A plastic (originally porcelain) baby is placed inside the cake. While certain Mardi Gras krewes use it to determine their king and queen, the more widespread tradition is that whoever finds it is obligated to procure the king cake for the next party and/or host the next party.

One notable deviation from this iconic confection is the Zulu king cake, associated with one of the first exclusively African-American Mard Gras krewes. Their variation is distinctive for its topping of chocolate icing and stuffing of coconut, a nod to the krewe's most prized parade throw.

Ambrosia Bakery out of Baton Rouge is renowned for their Zulu style king cakes.

Ambrosia Bakery out of Baton Rouge is renowned for their Zulu style king cakes.

Symbolism of Colors and Shapes, With a Hint of New Orleans Lore

The king cake is somewhat an allegory of the Epiphany season and what it stands for. The extensive detailing that makes up what might seem like a wildly-decorated pastry is all meant to represent one thing or another, with some of these elements subject to several theories.

Color Symbolism

The colors on the king cake are recognized as the Mardi Gras colors: purple, green, and gold. They were chosen by one of Mardi Gras' premiere krewes, Rex, in 1872. While one widely accepted belief is that they were chosen to resemble the colors on a jeweled crown honoring the Wise Men who visited Jesus on Epiphany, others theorize that the colors were inspired by the house colors of the Russian Grand Duke, who happened to be visiting that same year.

  • Purple = justice
  • Green = faith
  • Gold = power

The Oval Shape

The oval shape is also one that has a variety of theories behind its meaning. My father, a 5th generation New Orleans native, always understood it to symbolize eternity. It is also understood, however, to mimic the crown of a king, or symbolize the unity of faiths. Some even believe the shape originated to resemble the circular route the Magi took on their way to see the Christ child.

The Baby

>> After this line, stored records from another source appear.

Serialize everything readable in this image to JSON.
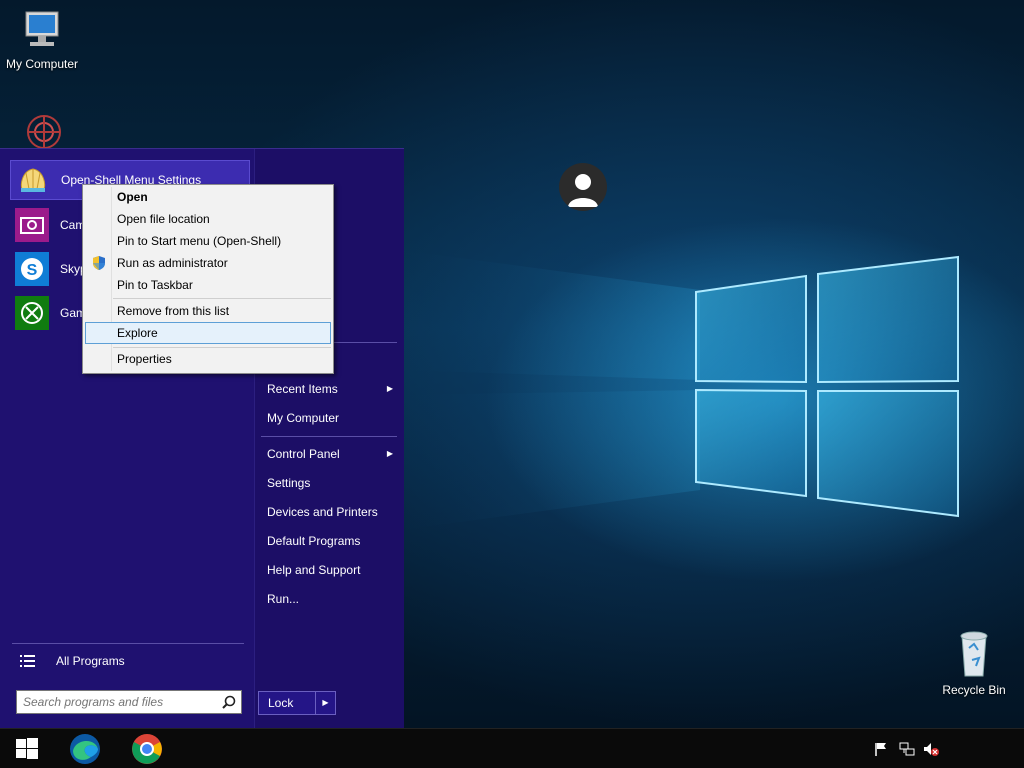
{
  "desktop": {
    "icons": [
      {
        "label": "My Computer",
        "icon": "computer-icon"
      },
      {
        "label": "Recycle Bin",
        "icon": "recycle-bin-icon"
      }
    ]
  },
  "start_menu": {
    "pinned": [
      {
        "label": "Open-Shell Menu Settings",
        "icon": "shell-icon",
        "highlighted": true
      },
      {
        "label": "Camera",
        "icon": "camera-icon"
      },
      {
        "label": "Skype",
        "icon": "skype-icon"
      },
      {
        "label": "Game bar",
        "icon": "xbox-icon"
      }
    ],
    "all_programs": "All Programs",
    "search": {
      "placeholder": "Search programs and files"
    },
    "right": {
      "recent_items": "Recent Items",
      "my_computer": "My Computer",
      "control_panel": "Control Panel",
      "settings": "Settings",
      "devices_printers": "Devices and Printers",
      "default_programs": "Default Programs",
      "help_support": "Help and Support",
      "run": "Run..."
    },
    "lock": "Lock"
  },
  "context_menu": {
    "items": [
      {
        "label": "Open",
        "bold": true
      },
      {
        "label": "Open file location"
      },
      {
        "label": "Pin to Start menu (Open-Shell)"
      },
      {
        "label": "Run as administrator",
        "icon": "uac-shield-icon"
      },
      {
        "label": "Pin to Taskbar"
      },
      {
        "label": "Remove from this list"
      },
      {
        "label": "Explore",
        "hover": true
      },
      {
        "label": "Properties"
      }
    ]
  },
  "taskbar": {
    "apps": [
      "windows-start-icon",
      "edge-icon",
      "chrome-icon"
    ],
    "tray": [
      "action-center-flag-icon",
      "network-icon",
      "volume-muted-icon"
    ]
  },
  "colors": {
    "start_menu_bg": "#1f1170",
    "highlight": "#3c2cb0",
    "context_hover_border": "#5d9fd6"
  }
}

Probably the most self-explanatory of the king cake's characteristics, the tiny plastic baby hidden inside is symbolic of baby Jesus and his physical manifestation to the gentiles—a religious connection to Kings' Day.

In the past, trinkets such as coins, beans, pecans, or peas were used. As mentioned earlier, some Mardi Gras krewes determined who would be crowned king or queen by who wound up with the prize inside the king cake—which sometimes carried no religious connotation at all. One such krewe was the Twelfth Night Revelers during the 19th century, when slices of king cake, each containing a silver bean, save for one whose enclosed bean was gold, were distributed among its members. Whoever ended up with the gold bean in their king cake was queen.

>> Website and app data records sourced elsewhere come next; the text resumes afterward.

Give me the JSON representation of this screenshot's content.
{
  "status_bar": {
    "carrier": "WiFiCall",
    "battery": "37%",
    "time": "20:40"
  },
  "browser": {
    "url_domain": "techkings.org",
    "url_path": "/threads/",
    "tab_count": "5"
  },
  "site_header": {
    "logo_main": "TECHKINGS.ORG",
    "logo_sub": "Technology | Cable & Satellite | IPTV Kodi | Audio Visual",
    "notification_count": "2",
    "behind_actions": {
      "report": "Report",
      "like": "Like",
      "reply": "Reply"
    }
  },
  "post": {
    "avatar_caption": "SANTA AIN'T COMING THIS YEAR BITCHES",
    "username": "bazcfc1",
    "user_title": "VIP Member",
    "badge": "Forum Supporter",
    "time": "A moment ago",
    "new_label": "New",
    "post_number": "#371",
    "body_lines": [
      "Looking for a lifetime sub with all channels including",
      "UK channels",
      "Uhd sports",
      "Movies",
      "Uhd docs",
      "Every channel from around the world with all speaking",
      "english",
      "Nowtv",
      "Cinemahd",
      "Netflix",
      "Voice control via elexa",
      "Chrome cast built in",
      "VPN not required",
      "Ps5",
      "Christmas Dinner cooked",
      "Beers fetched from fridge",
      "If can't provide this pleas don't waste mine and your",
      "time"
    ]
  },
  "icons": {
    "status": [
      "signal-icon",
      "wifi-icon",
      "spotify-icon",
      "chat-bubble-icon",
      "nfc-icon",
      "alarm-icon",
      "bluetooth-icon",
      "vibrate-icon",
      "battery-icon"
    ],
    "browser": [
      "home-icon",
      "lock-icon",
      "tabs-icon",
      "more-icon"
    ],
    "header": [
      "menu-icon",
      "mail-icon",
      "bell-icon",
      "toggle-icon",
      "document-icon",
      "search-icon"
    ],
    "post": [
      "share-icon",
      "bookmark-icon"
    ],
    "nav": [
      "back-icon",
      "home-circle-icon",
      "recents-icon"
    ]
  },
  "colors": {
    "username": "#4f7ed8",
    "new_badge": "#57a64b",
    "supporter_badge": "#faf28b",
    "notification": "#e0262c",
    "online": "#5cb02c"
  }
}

Beyond the Carnival

Various New Orleans bakeries have expanded their king cake repertoire to cover every holiday, including Christmas, Easter, St. Paddy's Day, and 4th of July. Several bakeries, such as Haydel's, even offer a special black-and-gold king cake in a fleur-de-lis shape for Saints football season.

Though it sounds tempting, not everyone can jump on board with year-round consumption. Many New Orleanians believe king cake should not be consumed outside of Carnival Season. There is even a local superstition that if one enjoys king cake outside of its traditional time frame, it will rain on Mardi Gras.

Where to Buy and Best Recipes

Which One Is Your Favorite?

Comments

Ehren E Grunewald (author) from New Orleans / NC on February 24, 2020:

@peggy-w: Glad you enjoyed the article! I saw the photos online and it looks like Galveston had quite an event!

Peggy Woods from Houston, Texas on February 24, 2020:

Thanks for filling in some facts about the history and symbolism of the King Cake. Galveston just had its Mardi Gras celebration this past weekend. It is widely publicized in our part of the state.

Ehren E Grunewald (author) from New Orleans / NC on January 16, 2020:

@FlourishAway: Thanks for stopping by! Always happy to bring back memories of Louisiana!

FlourishAnyway from USA on January 16, 2020:

I lived in Alexandria for a year right after graduating from college. I loved Louisiana and the different culture, having grown up in South Carolina. This brought back some memories.